▶ **HOW TO COMPLETE THIS TASK**:
Return only the number of lines in the data below where the word "JSON" appears.
*** EXERCISE INPUT ***
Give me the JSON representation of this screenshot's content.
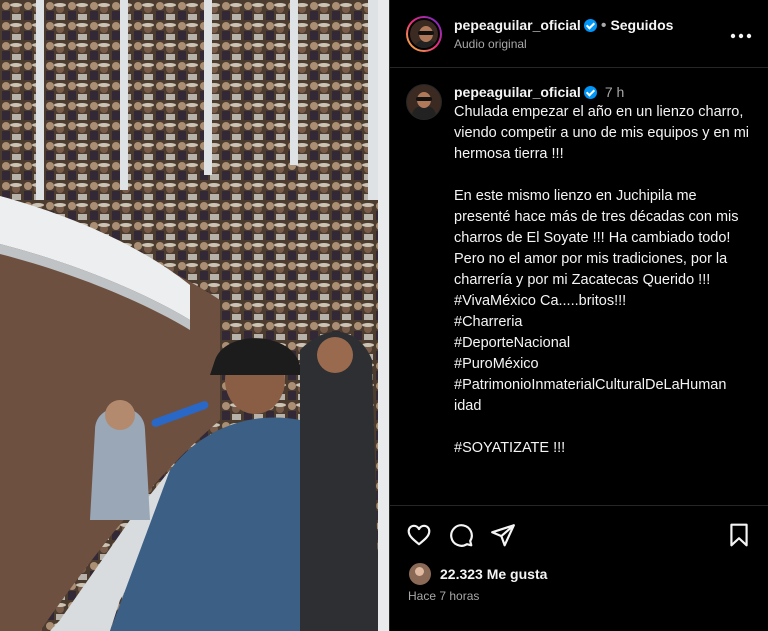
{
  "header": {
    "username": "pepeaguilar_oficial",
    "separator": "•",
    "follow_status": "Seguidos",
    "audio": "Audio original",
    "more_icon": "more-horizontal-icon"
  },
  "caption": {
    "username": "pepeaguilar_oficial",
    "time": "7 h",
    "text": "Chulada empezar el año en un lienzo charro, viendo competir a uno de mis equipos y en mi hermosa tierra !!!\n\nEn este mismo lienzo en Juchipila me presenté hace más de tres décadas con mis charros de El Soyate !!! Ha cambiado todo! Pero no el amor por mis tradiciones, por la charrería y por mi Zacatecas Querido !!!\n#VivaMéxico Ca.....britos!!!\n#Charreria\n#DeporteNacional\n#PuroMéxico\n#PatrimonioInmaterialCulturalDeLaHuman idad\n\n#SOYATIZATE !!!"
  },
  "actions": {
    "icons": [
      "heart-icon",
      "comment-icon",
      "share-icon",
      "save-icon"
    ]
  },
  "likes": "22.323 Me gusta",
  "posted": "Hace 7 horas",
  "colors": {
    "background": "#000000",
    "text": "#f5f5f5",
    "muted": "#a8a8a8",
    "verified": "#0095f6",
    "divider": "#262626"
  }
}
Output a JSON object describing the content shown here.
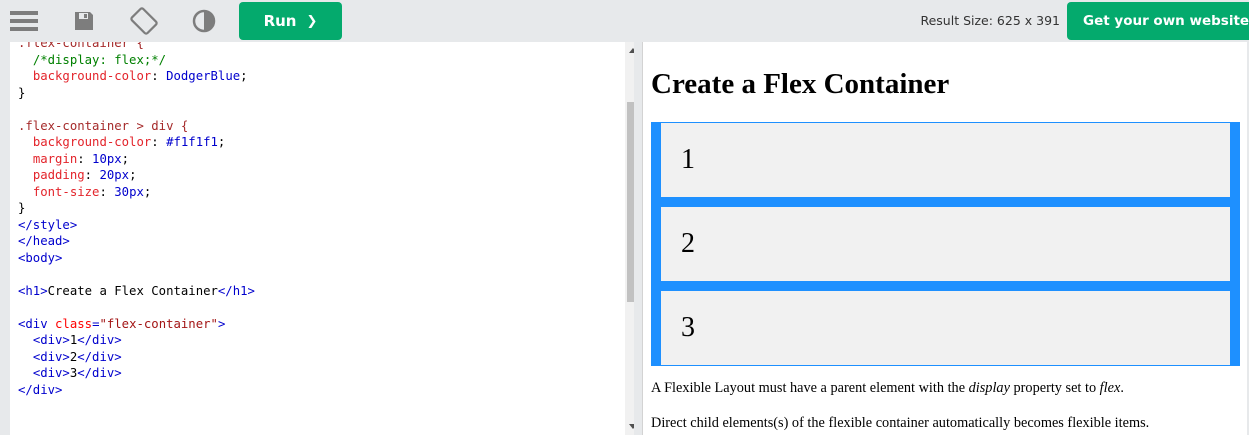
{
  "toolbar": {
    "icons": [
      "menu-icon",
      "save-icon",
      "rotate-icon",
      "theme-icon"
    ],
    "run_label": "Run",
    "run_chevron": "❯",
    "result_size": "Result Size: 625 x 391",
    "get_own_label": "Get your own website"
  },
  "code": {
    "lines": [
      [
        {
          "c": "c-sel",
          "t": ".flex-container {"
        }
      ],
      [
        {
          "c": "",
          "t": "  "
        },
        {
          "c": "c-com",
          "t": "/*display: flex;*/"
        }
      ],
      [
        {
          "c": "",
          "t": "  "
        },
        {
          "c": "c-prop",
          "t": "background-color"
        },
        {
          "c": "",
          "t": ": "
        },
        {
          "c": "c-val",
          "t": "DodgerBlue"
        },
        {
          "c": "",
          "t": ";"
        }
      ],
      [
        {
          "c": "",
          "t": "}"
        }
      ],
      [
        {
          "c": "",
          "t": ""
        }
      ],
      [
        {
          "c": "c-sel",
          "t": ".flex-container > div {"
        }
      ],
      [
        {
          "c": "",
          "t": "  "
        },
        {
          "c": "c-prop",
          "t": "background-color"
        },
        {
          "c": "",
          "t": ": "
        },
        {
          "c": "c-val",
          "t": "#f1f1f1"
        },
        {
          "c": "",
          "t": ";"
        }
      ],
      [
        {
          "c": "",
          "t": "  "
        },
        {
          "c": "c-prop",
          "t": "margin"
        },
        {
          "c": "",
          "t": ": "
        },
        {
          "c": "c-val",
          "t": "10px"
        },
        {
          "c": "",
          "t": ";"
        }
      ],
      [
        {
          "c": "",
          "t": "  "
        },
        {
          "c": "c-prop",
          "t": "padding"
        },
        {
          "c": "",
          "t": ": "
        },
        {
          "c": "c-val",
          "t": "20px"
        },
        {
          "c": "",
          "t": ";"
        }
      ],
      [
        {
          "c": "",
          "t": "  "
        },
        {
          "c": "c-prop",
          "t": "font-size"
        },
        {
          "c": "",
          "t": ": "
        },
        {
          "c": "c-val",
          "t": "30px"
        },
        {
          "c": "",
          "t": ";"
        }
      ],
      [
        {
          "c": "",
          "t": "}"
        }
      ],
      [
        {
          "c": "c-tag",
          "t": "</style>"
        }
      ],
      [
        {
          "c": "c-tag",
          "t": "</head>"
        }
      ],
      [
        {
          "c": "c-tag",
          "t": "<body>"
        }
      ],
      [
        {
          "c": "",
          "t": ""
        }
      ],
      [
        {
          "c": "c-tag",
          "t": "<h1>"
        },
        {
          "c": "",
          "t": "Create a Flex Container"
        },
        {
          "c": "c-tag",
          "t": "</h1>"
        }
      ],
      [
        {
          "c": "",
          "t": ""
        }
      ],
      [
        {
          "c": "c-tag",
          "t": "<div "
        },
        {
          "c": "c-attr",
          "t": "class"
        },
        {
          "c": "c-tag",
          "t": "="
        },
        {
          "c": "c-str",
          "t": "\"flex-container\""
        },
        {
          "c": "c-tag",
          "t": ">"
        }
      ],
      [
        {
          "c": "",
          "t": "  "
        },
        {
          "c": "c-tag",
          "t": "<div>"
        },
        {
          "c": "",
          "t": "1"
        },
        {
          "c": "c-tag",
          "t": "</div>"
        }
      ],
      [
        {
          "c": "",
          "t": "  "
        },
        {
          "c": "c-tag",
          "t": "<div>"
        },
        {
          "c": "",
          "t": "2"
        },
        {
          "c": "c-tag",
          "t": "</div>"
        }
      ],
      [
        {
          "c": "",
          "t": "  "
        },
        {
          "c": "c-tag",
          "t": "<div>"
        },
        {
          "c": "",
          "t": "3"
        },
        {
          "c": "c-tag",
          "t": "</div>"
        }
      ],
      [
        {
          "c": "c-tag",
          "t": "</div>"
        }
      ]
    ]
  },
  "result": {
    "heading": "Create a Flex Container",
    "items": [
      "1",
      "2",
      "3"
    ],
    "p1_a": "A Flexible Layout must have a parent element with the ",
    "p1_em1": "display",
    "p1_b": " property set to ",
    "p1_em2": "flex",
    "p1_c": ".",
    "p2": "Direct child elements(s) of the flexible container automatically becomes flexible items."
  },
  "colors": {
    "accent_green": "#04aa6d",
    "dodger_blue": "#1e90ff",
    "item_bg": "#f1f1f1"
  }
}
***
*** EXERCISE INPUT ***
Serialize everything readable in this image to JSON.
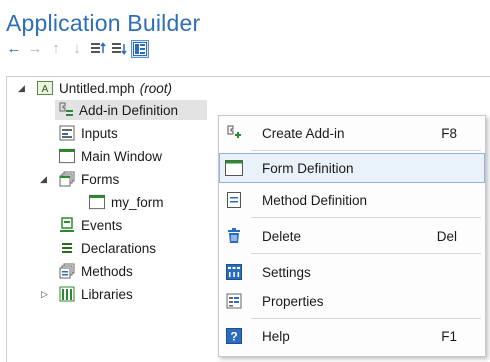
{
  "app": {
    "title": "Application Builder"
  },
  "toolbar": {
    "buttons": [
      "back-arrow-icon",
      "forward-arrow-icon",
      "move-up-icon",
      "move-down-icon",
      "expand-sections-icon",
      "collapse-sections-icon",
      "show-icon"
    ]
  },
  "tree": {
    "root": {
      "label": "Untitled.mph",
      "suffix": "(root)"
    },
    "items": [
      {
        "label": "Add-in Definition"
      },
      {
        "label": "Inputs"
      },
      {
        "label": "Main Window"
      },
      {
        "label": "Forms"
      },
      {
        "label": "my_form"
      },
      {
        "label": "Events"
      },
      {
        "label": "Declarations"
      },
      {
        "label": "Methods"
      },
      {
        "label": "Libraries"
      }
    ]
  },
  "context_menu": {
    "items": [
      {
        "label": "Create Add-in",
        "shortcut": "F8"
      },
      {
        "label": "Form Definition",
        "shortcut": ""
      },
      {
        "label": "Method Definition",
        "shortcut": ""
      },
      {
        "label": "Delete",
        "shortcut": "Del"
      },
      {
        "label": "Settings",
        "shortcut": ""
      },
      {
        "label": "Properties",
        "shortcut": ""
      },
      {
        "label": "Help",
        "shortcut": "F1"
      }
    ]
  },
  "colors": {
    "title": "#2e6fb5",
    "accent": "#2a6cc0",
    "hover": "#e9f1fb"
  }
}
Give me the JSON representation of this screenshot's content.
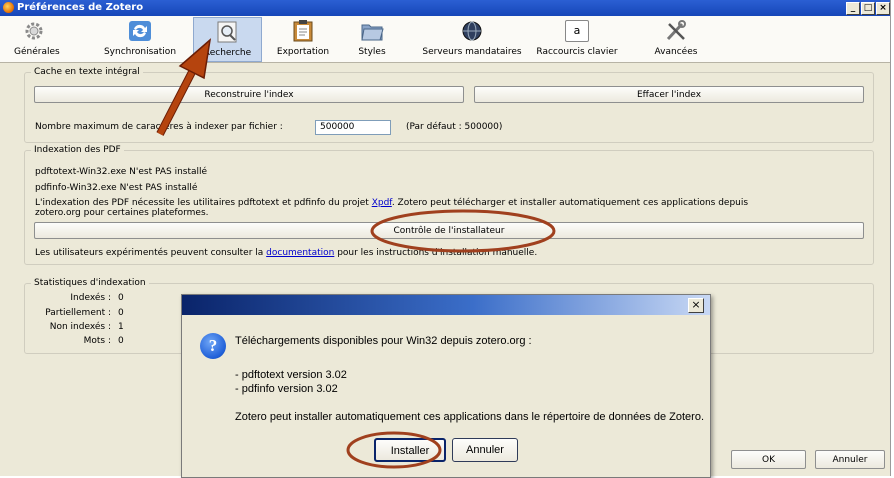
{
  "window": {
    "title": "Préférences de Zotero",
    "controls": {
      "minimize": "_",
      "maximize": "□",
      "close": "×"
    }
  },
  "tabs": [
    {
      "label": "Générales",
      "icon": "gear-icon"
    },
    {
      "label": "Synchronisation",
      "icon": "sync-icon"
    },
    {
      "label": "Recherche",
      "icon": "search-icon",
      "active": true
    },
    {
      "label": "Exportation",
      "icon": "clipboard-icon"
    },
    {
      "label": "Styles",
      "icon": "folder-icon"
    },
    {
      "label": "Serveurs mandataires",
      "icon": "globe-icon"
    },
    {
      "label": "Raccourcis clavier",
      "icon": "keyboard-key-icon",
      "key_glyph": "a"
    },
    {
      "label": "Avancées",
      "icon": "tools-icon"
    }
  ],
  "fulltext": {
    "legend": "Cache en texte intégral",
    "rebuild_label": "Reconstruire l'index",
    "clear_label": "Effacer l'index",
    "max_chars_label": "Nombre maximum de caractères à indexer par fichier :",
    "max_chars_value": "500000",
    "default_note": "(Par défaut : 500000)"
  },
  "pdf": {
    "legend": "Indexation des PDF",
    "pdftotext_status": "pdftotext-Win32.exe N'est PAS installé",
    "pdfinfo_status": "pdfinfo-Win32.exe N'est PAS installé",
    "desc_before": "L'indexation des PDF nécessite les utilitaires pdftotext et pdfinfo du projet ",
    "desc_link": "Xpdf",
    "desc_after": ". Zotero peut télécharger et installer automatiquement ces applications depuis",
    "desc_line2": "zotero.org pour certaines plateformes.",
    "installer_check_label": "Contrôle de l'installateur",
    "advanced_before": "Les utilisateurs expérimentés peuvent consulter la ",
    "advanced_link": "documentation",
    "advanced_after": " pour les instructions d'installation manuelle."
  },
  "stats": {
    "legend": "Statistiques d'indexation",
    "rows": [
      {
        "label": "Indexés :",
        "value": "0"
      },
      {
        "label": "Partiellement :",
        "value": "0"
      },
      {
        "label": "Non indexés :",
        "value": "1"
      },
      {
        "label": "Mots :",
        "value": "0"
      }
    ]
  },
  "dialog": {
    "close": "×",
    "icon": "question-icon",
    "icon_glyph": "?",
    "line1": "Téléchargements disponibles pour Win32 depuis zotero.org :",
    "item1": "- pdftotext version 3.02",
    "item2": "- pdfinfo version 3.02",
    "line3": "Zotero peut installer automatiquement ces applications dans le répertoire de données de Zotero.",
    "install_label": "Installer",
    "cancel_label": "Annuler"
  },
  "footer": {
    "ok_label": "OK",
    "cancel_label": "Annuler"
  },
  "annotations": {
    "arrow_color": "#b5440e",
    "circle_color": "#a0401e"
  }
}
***
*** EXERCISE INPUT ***
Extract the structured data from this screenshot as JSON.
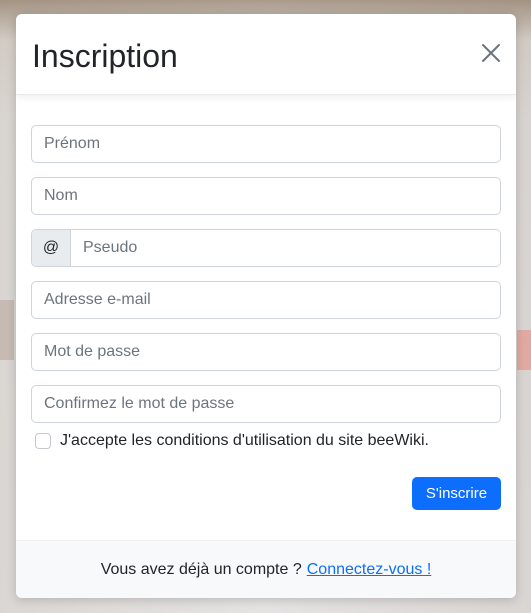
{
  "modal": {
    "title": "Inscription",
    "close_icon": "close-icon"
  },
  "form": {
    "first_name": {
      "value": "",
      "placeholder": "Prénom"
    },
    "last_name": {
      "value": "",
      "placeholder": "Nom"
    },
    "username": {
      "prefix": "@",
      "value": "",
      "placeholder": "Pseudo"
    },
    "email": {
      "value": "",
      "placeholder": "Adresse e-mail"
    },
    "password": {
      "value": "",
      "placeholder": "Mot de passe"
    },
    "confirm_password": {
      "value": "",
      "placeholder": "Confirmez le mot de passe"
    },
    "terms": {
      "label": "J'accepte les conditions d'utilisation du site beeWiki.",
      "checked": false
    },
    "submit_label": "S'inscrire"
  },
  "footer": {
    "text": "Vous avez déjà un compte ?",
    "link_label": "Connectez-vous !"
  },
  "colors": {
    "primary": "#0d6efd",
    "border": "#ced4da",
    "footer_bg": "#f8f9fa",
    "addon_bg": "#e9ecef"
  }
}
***
▶ **EXPECTED ANSWER**:
5